Reformation

Cotton Mather - A Life of Suffering Cotton Mather has a bad reputation, mostly because of his involvement in the Salem Witch Trials. Even if he recommended caution and opposed the executions, his book Memorable Providences Relating to Witchcraft and Possessions (1689) did much to feed the hysteria...
Katherine Parr and Her Role in the English Reformation Katherine Parr (1512-1548) is often remembered as the only wife of King Henry VIII who survived the marriage (the previous five were either beheaded or divorced). But she was much more than that. She was an important writer and a major player...

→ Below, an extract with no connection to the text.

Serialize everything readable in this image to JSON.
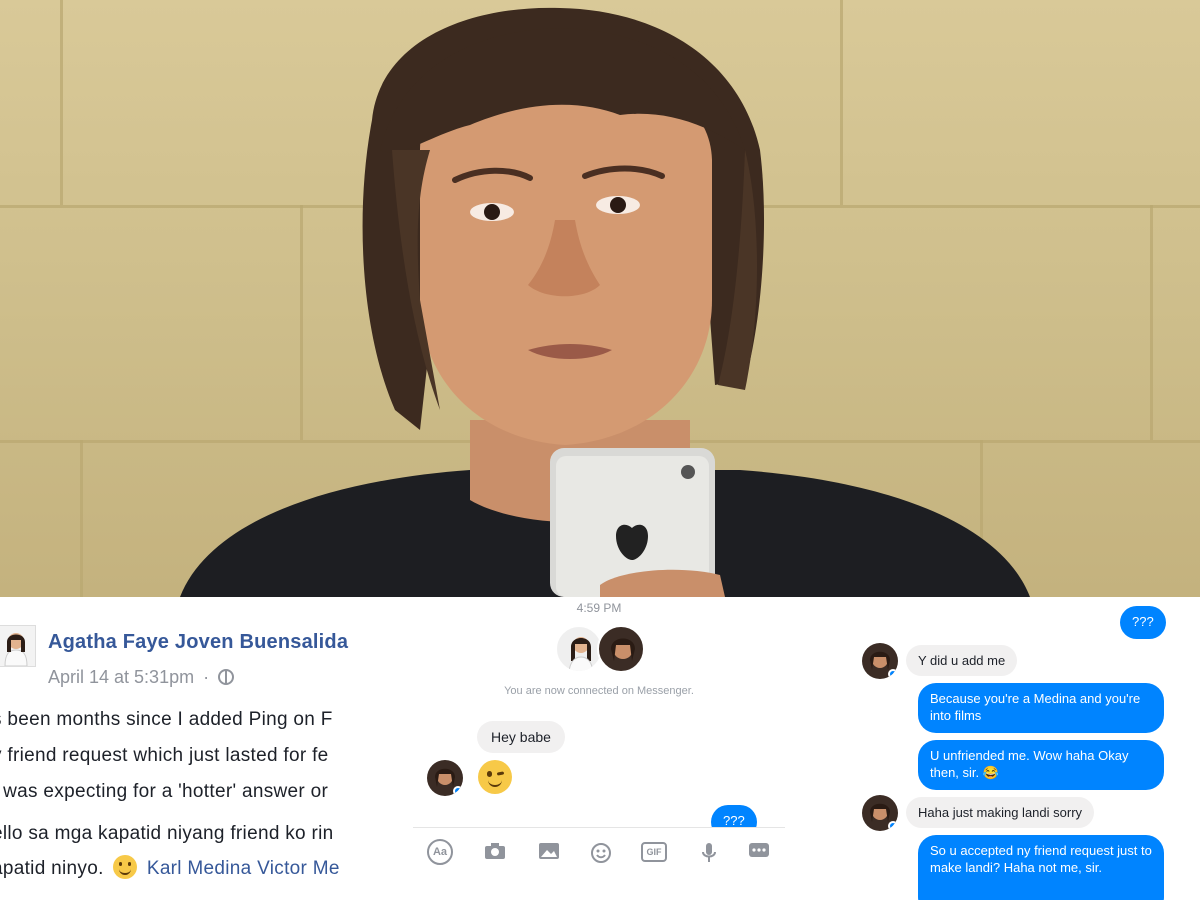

Charlotte of Bourbon – from Runaway Nun to Self-Sacrificing Wife For twelve long years, Charlotte tried to assert her legal rights to leave Notre-Dame de Jouarre, the abbey which she had been forced to join. Finally, in February 1572, she escaped. The circumstances of her flight are uncertain. Some...
Kata Bethlen – A Faith Preserved Kata Bethlen (1700-1752) started her autobiography with her most painful memory: her forced marriage, at age 17, to her Roman Catholic half-brother. Her family – one of the wealthiest and most influential in Transylvania – had firmly adhered, for generations, to the...
Alcuin of York – More Than a Scholar In 781, a Saxon monk named Alcuin had an encounter that changed his life and became the catalyst of the dynamic but short-lived Carolingian Renaissance. The man he met was the Frankish King Charles (later known as Charlemagne). As many others him, Charles was...
Aquinas Among the Protestants Should Protestants read and engage with anything written by Thomas Aquinas? David VanDrunen sits in with Jonathan and James to talk about a book he co-edited with Manfred Svensson, titled Aquinas Among the Protestants . David is the Robert B. Strimple Professor of...
John Bradford and the Comfort of God’s Sovereign Choice From Treasurer to Preacher A native of Manchester, John Bradford (c. 1510-1555) started his career as vice-treasurer of the English army in France. An accusation of fraud (which he strongly contested) became the catalyst for a departure from a...
Johannes Kepler and the Joy of Science The German astronomer Johannes Kepler is counted among the greatest scientists in history. He is best known for his three laws of planetary motion, which shaped our modern understanding of the solar system. His achievements expanded beyond astronomy to cover...
Pierre Du Moulin – a Patriarch of the French Reformation Little known today, Pierre du Moulin was one of the main protagonists of the French Reformation and one of the main defenders of the gospel against semi-Pelagian reinterpretations. He was born in 1568 in the Château de Buhy in north-east...
Edward Dering and His Stunning Lenten Sermon Whatever Queen Elizabeth I might have expected by inviting Edward Dering to preach a Lenten sermon in her presence, it was certainly not an outspoken rebuke. Edward Dering was a young, promising preacher, with an outstanding reputation as a Greek scholar...